After much lofty discussion of the big issues facing the church, correctly diagnosed and inspiringly described, TREC zeroed in on a few very focused questions, such as the staff reporting structure, ignoring many others of greater importance, including the money-and-staff question I asked. Evan Garner tweeted: “I’m genuinely discouraged if members of TREC think their work is to define an organizational chart for 815 staff.” I’m with you, Evan.
And by the way, as a member of Executive Council, I find myself exceedingly puzzled that TREC apparently interviewed the PB, President of the House of Deputies, and 815 staff in detail, but as far as I know, did not extend the same courtesy to any members of Executive Council. Perhaps their suggestion that Council’s significance should be reduced while the PB’s is increased is traceable to this up-front decision to limit the perspectives they heard. Did they start this work already believing that Council’s experience is unimportant?
I will talk more about the balance of power later, but let me first address what I think TREC should have been doing, and what it has actually begun to make strides toward achieving.
Read more here
And Where the Real Reform Will Come
I give TREC members a lot of credit for hard work and great insights about the direction the church needs to be moving in mission and ministry. Their list of issues the church needs to be addressing in coming years (church planting, seminarian debt, leadership development, etc.) is right on target. If nothing else, TREC’s “bully pulpit” will highlight these important challenges we need to face.
I don’t think that TREC’s legislative proposals will fare as well. I think the big decisions ahead of us, which we will address via our regular governance structures, will really determine the future of the church:
Who will be our next Presiding Bishop, and what will her/his vision be?
Will that PB be able to lead Council and staff in a way that gets us all working on the same team and focusing on the vital challenges before the church?
What are we going to do with our money? Will we lower the diocesan asking to 15%, or to some other number? Will we restructure our staff to meet new mission challenges? All “restructuring” since I’ve been paying attention to church-wide affairs has happened through unhealthy budget processes responding too late to financial crises. Will we manage to do it this time in a better, more mission-focused way?
What are we going to do about the building at 815 2nd Avenue, New York, a symbol of bureaucratic hierarchy? Will we hold onto this real estate, or adopt a new model of church-wide support center?

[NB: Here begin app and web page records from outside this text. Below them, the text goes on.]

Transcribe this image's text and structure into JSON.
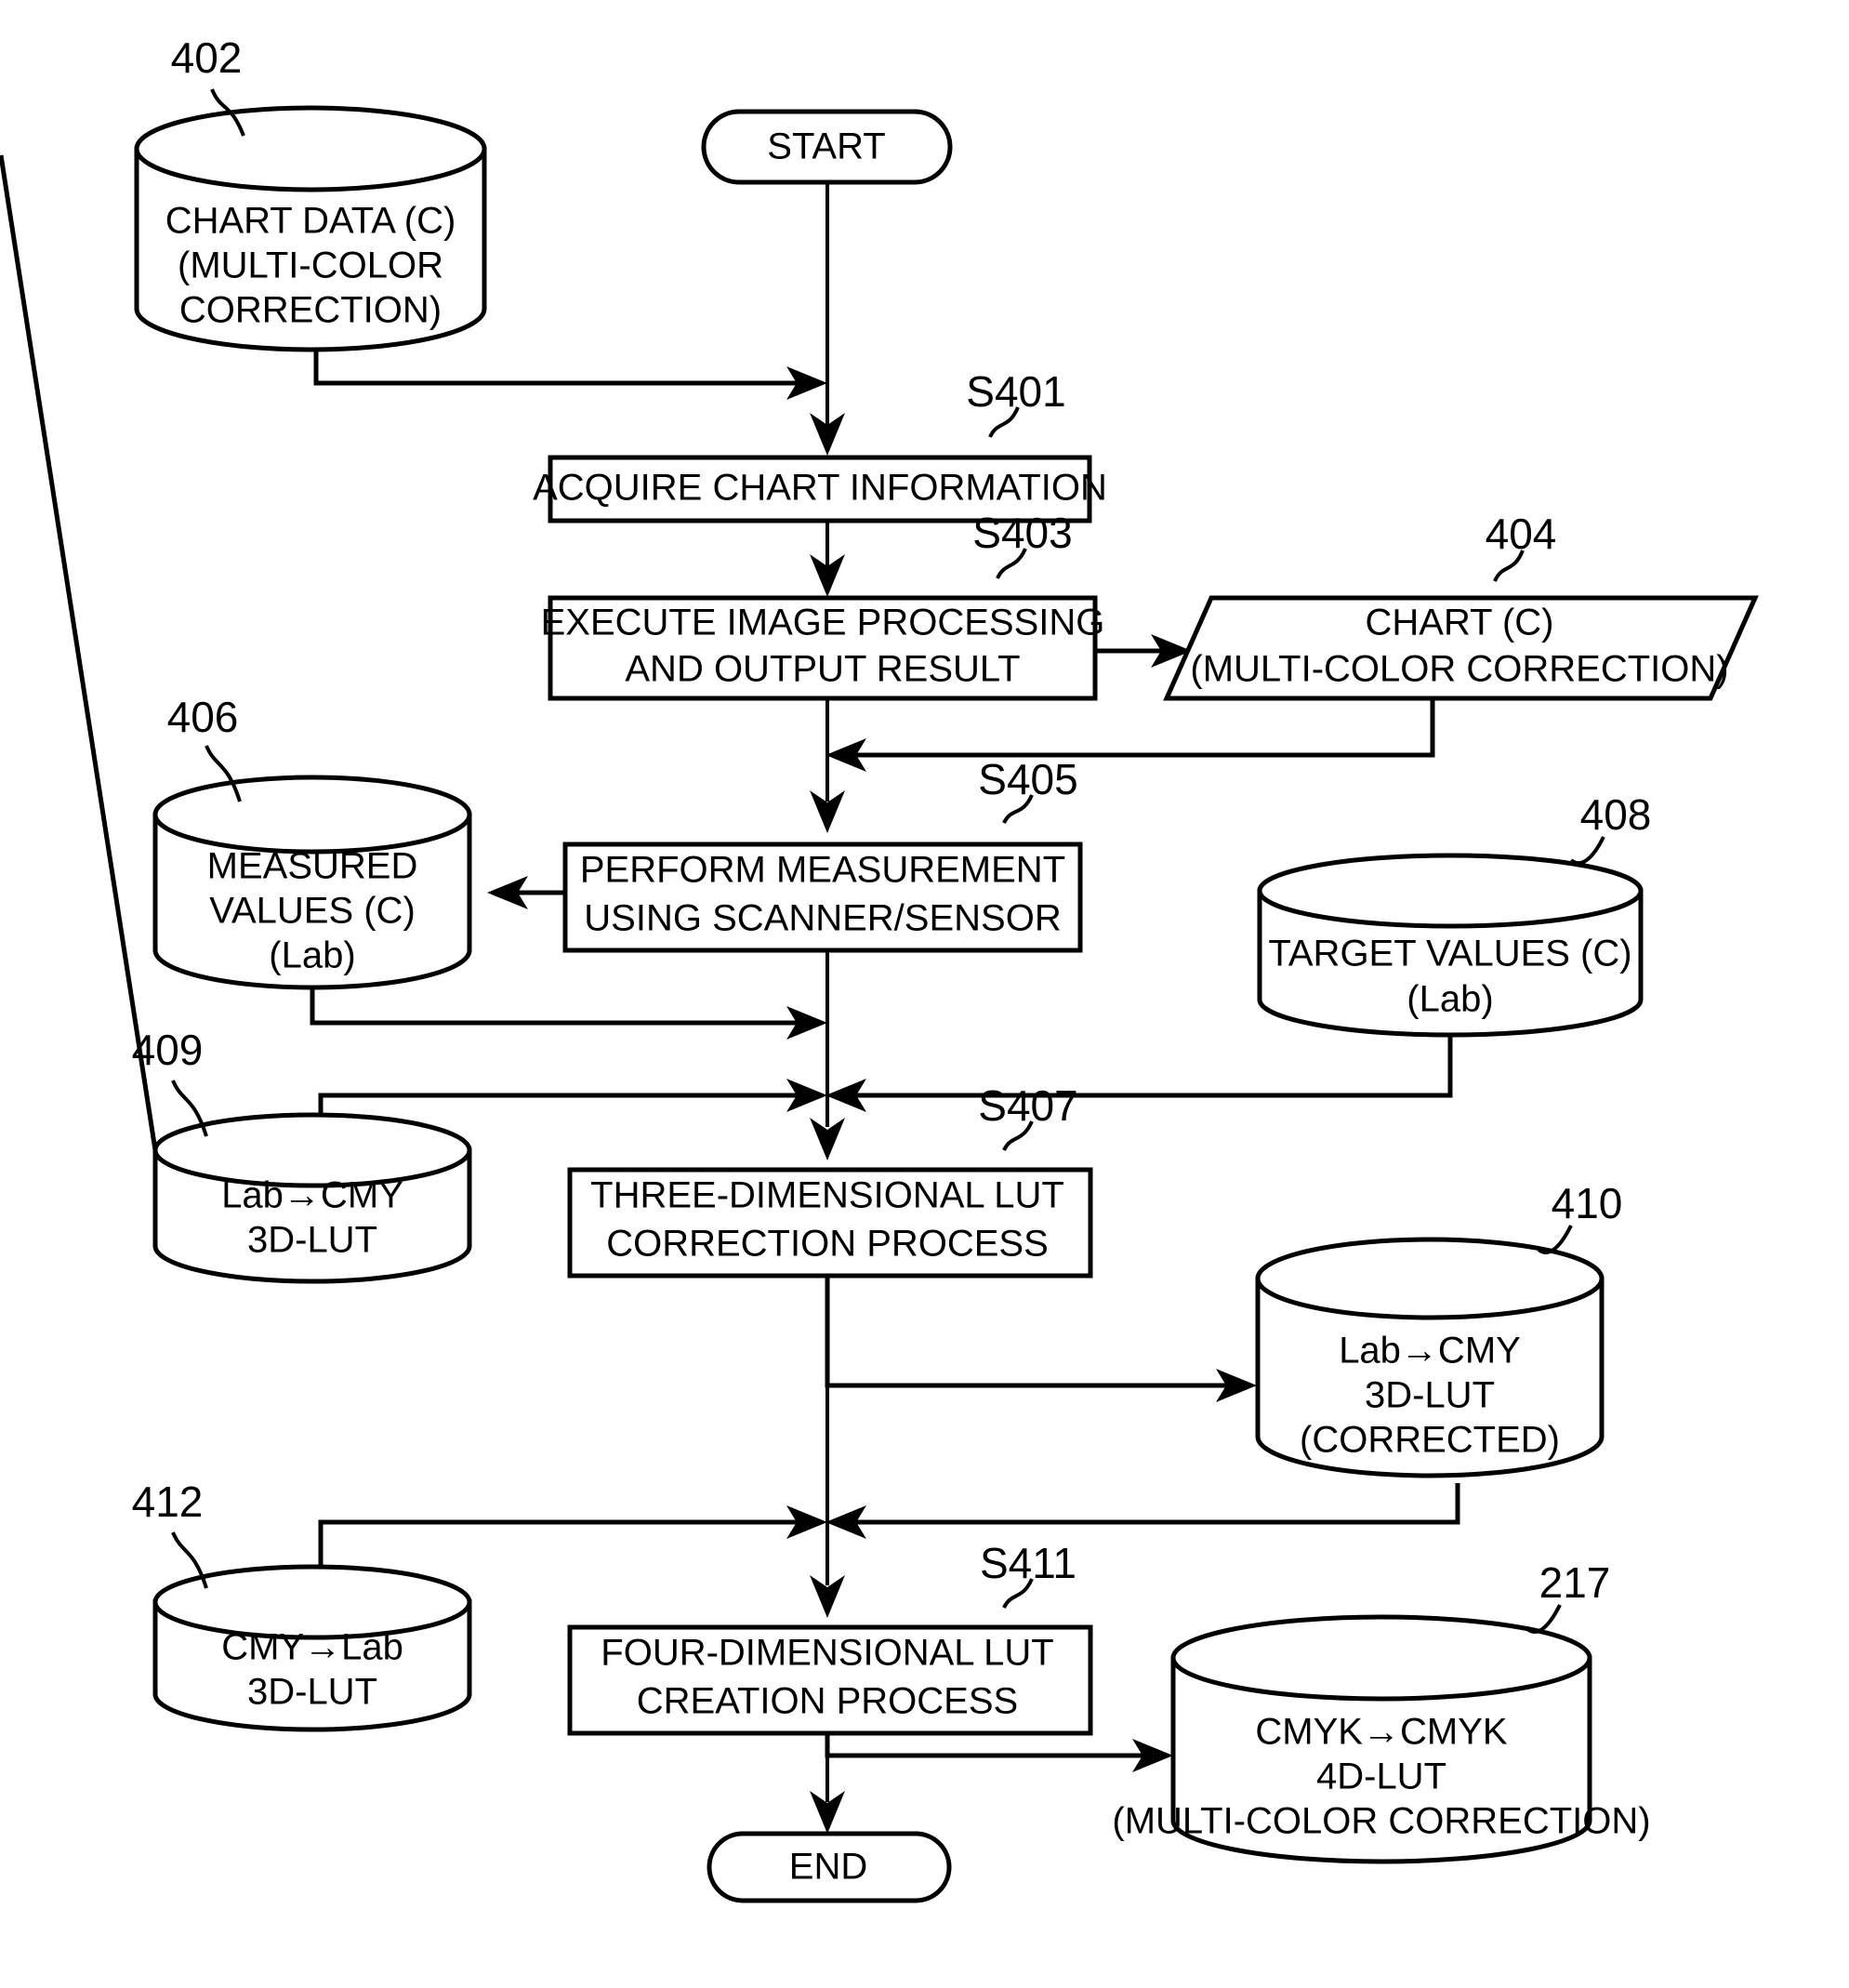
{
  "diagram": {
    "title": "Multi-color correction LUT creation flowchart",
    "terminals": {
      "start": "START",
      "end": "END"
    },
    "steps": [
      {
        "ref": "S401",
        "text_lines": [
          "ACQUIRE CHART INFORMATION"
        ]
      },
      {
        "ref": "S403",
        "text_lines": [
          "EXECUTE IMAGE PROCESSING",
          "AND OUTPUT RESULT"
        ]
      },
      {
        "ref": "S405",
        "text_lines": [
          "PERFORM MEASUREMENT",
          "USING SCANNER/SENSOR"
        ]
      },
      {
        "ref": "S407",
        "text_lines": [
          "THREE-DIMENSIONAL LUT",
          "CORRECTION PROCESS"
        ]
      },
      {
        "ref": "S411",
        "text_lines": [
          "FOUR-DIMENSIONAL LUT",
          "CREATION PROCESS"
        ]
      }
    ],
    "data_stores": [
      {
        "ref": "402",
        "text_lines": [
          "CHART DATA (C)",
          "(MULTI-COLOR",
          "CORRECTION)"
        ]
      },
      {
        "ref": "406",
        "text_lines": [
          "MEASURED",
          "VALUES (C)",
          "(Lab)"
        ]
      },
      {
        "ref": "408",
        "text_lines": [
          "TARGET VALUES (C)",
          "(Lab)"
        ]
      },
      {
        "ref": "409",
        "text_lines": [
          "Lab→CMY",
          "3D-LUT"
        ]
      },
      {
        "ref": "410",
        "text_lines": [
          "Lab→CMY",
          "3D-LUT",
          "(CORRECTED)"
        ]
      },
      {
        "ref": "412",
        "text_lines": [
          "CMY→Lab",
          "3D-LUT"
        ]
      },
      {
        "ref": "217",
        "text_lines": [
          "CMYK→CMYK",
          "4D-LUT",
          "(MULTI-COLOR CORRECTION)"
        ]
      }
    ],
    "documents": [
      {
        "ref": "404",
        "text_lines": [
          "CHART (C)",
          "(MULTI-COLOR CORRECTION)"
        ]
      }
    ],
    "colors": {
      "stroke": "#000000",
      "fill": "#ffffff",
      "text": "#000000"
    }
  },
  "text": {
    "start": "START",
    "end": "END",
    "s401_ref": "S401",
    "s401_l1": "ACQUIRE CHART INFORMATION",
    "s403_ref": "S403",
    "s403_l1": "EXECUTE IMAGE PROCESSING",
    "s403_l2": "AND OUTPUT RESULT",
    "s405_ref": "S405",
    "s405_l1": "PERFORM MEASUREMENT",
    "s405_l2": "USING SCANNER/SENSOR",
    "s407_ref": "S407",
    "s407_l1": "THREE-DIMENSIONAL LUT",
    "s407_l2": "CORRECTION PROCESS",
    "s411_ref": "S411",
    "s411_l1": "FOUR-DIMENSIONAL LUT",
    "s411_l2": "CREATION PROCESS",
    "r402": "402",
    "c402_l1": "CHART DATA (C)",
    "c402_l2": "(MULTI-COLOR",
    "c402_l3": "CORRECTION)",
    "r404": "404",
    "d404_l1": "CHART (C)",
    "d404_l2": "(MULTI-COLOR CORRECTION)",
    "r406": "406",
    "c406_l1": "MEASURED",
    "c406_l2": "VALUES (C)",
    "c406_l3": "(Lab)",
    "r408": "408",
    "c408_l1": "TARGET VALUES (C)",
    "c408_l2": "(Lab)",
    "r409": "409",
    "c409_l1": "Lab→CMY",
    "c409_l2": "3D-LUT",
    "r410": "410",
    "c410_l1": "Lab→CMY",
    "c410_l2": "3D-LUT",
    "c410_l3": "(CORRECTED)",
    "r412": "412",
    "c412_l1": "CMY→Lab",
    "c412_l2": "3D-LUT",
    "r217": "217",
    "c217_l1": "CMYK→CMYK",
    "c217_l2": "4D-LUT",
    "c217_l3": "(MULTI-COLOR CORRECTION)"
  }
}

These issues are not in TREC’s hands – they are in the hands of the House of Bishops, Executive Council, and General Convention. I’m eager to see how they have worked out a year from now. Whether TREC is the agent of change or not, change is coming to the church. And that’s a good (and joyful) thing.
Read all of the essay here